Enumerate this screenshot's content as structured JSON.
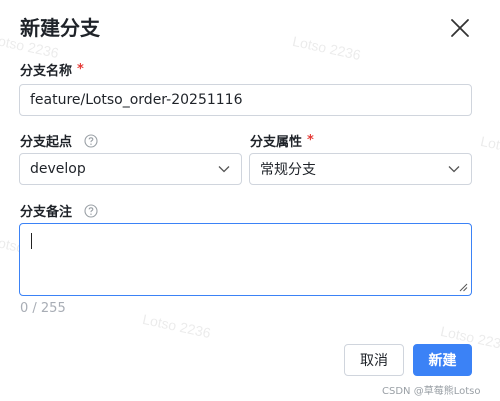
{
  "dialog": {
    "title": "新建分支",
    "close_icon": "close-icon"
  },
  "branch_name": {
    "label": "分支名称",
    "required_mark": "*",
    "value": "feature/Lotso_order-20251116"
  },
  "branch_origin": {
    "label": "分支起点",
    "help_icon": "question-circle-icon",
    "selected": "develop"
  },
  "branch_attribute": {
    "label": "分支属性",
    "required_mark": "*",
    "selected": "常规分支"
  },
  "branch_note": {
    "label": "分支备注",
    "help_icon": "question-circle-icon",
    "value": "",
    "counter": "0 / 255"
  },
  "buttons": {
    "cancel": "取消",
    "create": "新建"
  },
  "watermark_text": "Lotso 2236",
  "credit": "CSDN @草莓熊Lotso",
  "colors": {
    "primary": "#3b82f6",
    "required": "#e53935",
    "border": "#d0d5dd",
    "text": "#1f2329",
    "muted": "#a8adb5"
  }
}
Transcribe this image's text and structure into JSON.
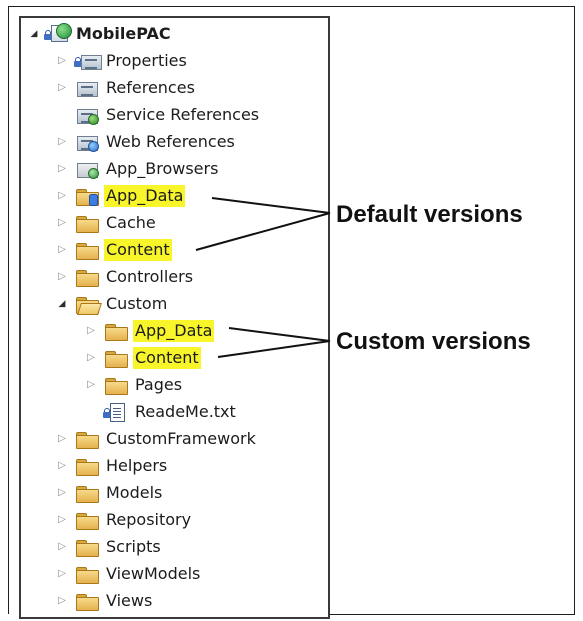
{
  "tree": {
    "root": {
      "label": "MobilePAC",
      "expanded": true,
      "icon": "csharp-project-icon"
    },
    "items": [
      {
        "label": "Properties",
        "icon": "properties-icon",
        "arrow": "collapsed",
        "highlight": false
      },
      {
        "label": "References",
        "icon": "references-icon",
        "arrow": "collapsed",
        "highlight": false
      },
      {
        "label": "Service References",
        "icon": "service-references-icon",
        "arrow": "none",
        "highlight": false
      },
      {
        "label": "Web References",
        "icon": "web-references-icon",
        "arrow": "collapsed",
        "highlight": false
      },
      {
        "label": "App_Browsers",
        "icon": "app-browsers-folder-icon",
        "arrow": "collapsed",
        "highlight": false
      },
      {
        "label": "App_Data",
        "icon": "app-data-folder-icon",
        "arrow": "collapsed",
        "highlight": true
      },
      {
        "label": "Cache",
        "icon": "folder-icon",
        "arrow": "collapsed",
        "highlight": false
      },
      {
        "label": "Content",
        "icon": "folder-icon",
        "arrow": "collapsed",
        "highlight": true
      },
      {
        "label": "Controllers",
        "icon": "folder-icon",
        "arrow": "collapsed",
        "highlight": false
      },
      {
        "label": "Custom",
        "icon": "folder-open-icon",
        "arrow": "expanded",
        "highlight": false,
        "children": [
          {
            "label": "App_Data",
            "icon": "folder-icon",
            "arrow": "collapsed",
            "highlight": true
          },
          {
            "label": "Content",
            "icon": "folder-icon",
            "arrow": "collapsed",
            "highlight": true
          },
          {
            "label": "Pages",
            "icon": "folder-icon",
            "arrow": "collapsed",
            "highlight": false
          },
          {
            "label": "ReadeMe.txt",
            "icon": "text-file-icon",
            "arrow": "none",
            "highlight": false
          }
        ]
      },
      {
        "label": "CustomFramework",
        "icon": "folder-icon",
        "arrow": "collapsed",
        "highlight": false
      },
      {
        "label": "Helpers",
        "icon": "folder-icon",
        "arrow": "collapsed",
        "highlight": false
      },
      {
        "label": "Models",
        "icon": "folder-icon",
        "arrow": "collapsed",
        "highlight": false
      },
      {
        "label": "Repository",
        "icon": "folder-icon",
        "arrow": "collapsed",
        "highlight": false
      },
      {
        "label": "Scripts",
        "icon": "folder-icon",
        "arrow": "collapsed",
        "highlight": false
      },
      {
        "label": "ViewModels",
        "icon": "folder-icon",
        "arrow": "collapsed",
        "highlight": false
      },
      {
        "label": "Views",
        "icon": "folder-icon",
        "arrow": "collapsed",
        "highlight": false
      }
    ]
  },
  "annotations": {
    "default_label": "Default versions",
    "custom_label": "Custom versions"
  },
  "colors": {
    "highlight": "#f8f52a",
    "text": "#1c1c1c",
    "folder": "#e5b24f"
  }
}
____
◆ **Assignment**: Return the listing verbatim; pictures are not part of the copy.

◆ **Response**:
Enumerate this screenshot's content as structured JSON.
{
  "dialog": {
    "title": "新建分支",
    "close_icon": "close-icon"
  },
  "branch_name": {
    "label": "分支名称",
    "required_mark": "*",
    "value": "feature/Lotso_order-20251116"
  },
  "branch_origin": {
    "label": "分支起点",
    "help_icon": "question-circle-icon",
    "selected": "develop"
  },
  "branch_attribute": {
    "label": "分支属性",
    "required_mark": "*",
    "selected": "常规分支"
  },
  "branch_note": {
    "label": "分支备注",
    "help_icon": "question-circle-icon",
    "value": "",
    "counter": "0 / 255"
  },
  "buttons": {
    "cancel": "取消",
    "create": "新建"
  },
  "watermark_text": "Lotso 2236",
  "credit": "CSDN @草莓熊Lotso",
  "colors": {
    "primary": "#3b82f6",
    "required": "#e53935",
    "border": "#d0d5dd",
    "text": "#1f2329",
    "muted": "#a8adb5"
  }
}
Transcribe this image's text and structure into JSON.
{
  "tree": {
    "root": {
      "label": "MobilePAC",
      "expanded": true,
      "icon": "csharp-project-icon"
    },
    "items": [
      {
        "label": "Properties",
        "icon": "properties-icon",
        "arrow": "collapsed",
        "highlight": false
      },
      {
        "label": "References",
        "icon": "references-icon",
        "arrow": "collapsed",
        "highlight": false
      },
      {
        "label": "Service References",
        "icon": "service-references-icon",
        "arrow": "none",
        "highlight": false
      },
      {
        "label": "Web References",
        "icon": "web-references-icon",
        "arrow": "collapsed",
        "highlight": false
      },
      {
        "label": "App_Browsers",
        "icon": "app-browsers-folder-icon",
        "arrow": "collapsed",
        "highlight": false
      },
      {
        "label": "App_Data",
        "icon": "app-data-folder-icon",
        "arrow": "collapsed",
        "highlight": true
      },
      {
        "label": "Cache",
        "icon": "folder-icon",
        "arrow": "collapsed",
        "highlight": false
      },
      {
        "label": "Content",
        "icon": "folder-icon",
        "arrow": "collapsed",
        "highlight": true
      },
      {
        "label": "Controllers",
        "icon": "folder-icon",
        "arrow": "collapsed",
        "highlight": false
      },
      {
        "label": "Custom",
        "icon": "folder-open-icon",
        "arrow": "expanded",
        "highlight": false,
        "children": [
          {
            "label": "App_Data",
            "icon": "folder-icon",
            "arrow": "collapsed",
            "highlight": true
          },
          {
            "label": "Content",
            "icon": "folder-icon",
            "arrow": "collapsed",
            "highlight": true
          },
          {
            "label": "Pages",
            "icon": "folder-icon",
            "arrow": "collapsed",
            "highlight": false
          },
          {
            "label": "ReadeMe.txt",
            "icon": "text-file-icon",
            "arrow": "none",
            "highlight": false
          }
        ]
      },
      {
        "label": "CustomFramework",
        "icon": "folder-icon",
        "arrow": "collapsed",
        "highlight": false
      },
      {
        "label": "Helpers",
        "icon": "folder-icon",
        "arrow": "collapsed",
        "highlight": false
      },
      {
        "label": "Models",
        "icon": "folder-icon",
        "arrow": "collapsed",
        "highlight": false
      },
      {
        "label": "Repository",
        "icon": "folder-icon",
        "arrow": "collapsed",
        "highlight": false
      },
      {
        "label": "Scripts",
        "icon": "folder-icon",
        "arrow": "collapsed",
        "highlight": false
      },
      {
        "label": "ViewModels",
        "icon": "folder-icon",
        "arrow": "collapsed",
        "highlight": false
      },
      {
        "label": "Views",
        "icon": "folder-icon",
        "arrow": "collapsed",
        "highlight": false
      }
    ]
  },
  "annotations": {
    "default_label": "Default versions",
    "custom_label": "Custom versions"
  },
  "colors": {
    "highlight": "#f8f52a",
    "text": "#1c1c1c",
    "folder": "#e5b24f"
  }
}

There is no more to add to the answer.